▸ **Data about app and page elements**:
+++

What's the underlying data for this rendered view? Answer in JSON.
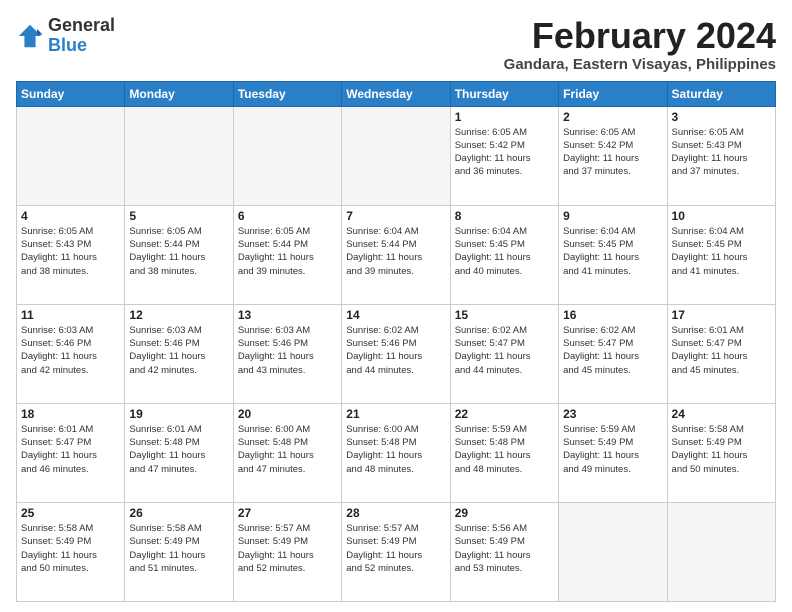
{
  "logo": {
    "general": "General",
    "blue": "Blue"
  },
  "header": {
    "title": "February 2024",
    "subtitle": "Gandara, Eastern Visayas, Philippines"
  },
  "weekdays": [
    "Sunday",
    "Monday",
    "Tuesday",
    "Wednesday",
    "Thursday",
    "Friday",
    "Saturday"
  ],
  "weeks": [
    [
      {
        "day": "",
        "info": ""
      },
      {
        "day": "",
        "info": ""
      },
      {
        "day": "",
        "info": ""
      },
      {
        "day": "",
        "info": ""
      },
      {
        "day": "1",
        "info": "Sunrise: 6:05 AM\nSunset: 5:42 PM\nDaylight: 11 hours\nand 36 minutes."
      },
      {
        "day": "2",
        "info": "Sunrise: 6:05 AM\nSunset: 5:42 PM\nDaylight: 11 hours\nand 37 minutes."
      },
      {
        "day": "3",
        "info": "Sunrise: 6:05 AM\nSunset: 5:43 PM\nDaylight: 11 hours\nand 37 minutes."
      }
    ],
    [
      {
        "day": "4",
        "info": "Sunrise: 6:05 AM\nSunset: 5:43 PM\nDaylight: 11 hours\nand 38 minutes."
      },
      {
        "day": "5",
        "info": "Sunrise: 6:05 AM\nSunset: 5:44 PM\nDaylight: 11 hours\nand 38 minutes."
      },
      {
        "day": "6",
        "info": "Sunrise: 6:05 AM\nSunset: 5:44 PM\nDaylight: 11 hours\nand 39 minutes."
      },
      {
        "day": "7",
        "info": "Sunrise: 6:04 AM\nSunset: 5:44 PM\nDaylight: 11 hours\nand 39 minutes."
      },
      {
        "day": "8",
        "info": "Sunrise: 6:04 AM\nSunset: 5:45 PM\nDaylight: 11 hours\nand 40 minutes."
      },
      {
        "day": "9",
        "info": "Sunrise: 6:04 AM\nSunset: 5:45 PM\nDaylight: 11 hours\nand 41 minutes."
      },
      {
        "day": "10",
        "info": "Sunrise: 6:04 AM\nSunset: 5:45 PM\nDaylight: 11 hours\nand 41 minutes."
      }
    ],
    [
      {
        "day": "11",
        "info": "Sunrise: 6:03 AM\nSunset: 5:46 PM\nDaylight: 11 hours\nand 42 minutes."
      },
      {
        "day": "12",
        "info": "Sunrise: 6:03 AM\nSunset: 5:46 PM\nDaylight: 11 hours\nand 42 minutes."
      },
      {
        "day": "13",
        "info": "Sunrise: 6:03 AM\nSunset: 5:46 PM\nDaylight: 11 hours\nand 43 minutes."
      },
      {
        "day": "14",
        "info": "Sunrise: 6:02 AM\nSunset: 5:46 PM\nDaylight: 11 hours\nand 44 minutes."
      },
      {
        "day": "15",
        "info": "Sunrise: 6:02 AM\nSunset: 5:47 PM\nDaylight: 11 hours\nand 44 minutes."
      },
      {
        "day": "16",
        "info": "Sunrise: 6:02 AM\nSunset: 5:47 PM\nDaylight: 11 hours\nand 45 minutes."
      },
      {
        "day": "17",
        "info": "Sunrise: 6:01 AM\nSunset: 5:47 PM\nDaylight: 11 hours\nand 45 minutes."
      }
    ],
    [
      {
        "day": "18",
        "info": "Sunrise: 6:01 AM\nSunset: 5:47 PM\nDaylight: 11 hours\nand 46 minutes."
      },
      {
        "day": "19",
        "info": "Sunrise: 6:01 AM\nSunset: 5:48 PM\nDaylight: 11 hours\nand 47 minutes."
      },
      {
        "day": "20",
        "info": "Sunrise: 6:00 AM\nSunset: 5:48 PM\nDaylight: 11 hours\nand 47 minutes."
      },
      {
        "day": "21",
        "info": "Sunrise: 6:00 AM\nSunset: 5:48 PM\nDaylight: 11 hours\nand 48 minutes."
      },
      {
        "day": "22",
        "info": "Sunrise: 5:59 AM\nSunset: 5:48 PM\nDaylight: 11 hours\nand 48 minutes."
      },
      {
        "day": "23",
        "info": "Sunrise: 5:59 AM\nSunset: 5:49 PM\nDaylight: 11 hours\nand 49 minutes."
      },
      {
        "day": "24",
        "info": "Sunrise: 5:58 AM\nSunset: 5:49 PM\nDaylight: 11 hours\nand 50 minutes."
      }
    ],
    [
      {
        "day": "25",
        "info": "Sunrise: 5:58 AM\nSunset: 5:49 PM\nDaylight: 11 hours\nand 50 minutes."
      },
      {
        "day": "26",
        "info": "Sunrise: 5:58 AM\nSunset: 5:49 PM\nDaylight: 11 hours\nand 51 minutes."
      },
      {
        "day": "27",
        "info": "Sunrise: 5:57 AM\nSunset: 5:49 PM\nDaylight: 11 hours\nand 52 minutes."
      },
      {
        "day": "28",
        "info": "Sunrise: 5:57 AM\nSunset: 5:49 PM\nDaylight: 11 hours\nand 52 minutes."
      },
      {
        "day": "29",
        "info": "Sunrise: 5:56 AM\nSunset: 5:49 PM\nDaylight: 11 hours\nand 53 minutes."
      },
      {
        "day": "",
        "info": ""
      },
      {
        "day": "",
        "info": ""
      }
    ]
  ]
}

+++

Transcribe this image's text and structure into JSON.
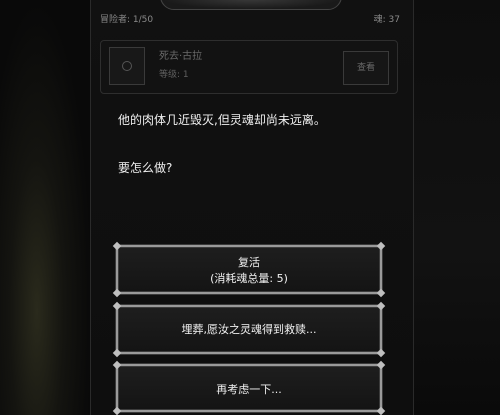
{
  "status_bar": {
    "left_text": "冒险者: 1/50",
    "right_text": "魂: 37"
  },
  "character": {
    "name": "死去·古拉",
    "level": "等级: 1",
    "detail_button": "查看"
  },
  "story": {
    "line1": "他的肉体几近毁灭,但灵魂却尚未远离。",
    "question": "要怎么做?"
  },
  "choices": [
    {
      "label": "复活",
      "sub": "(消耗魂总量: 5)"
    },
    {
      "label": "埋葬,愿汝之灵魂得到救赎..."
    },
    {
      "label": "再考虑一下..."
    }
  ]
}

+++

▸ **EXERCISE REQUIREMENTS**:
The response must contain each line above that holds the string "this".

▸ **COMPLETED EXERCISE**:
What's the underlying data for this rendered view? Answer in JSON.
Transcribe this image's text and structure into JSON.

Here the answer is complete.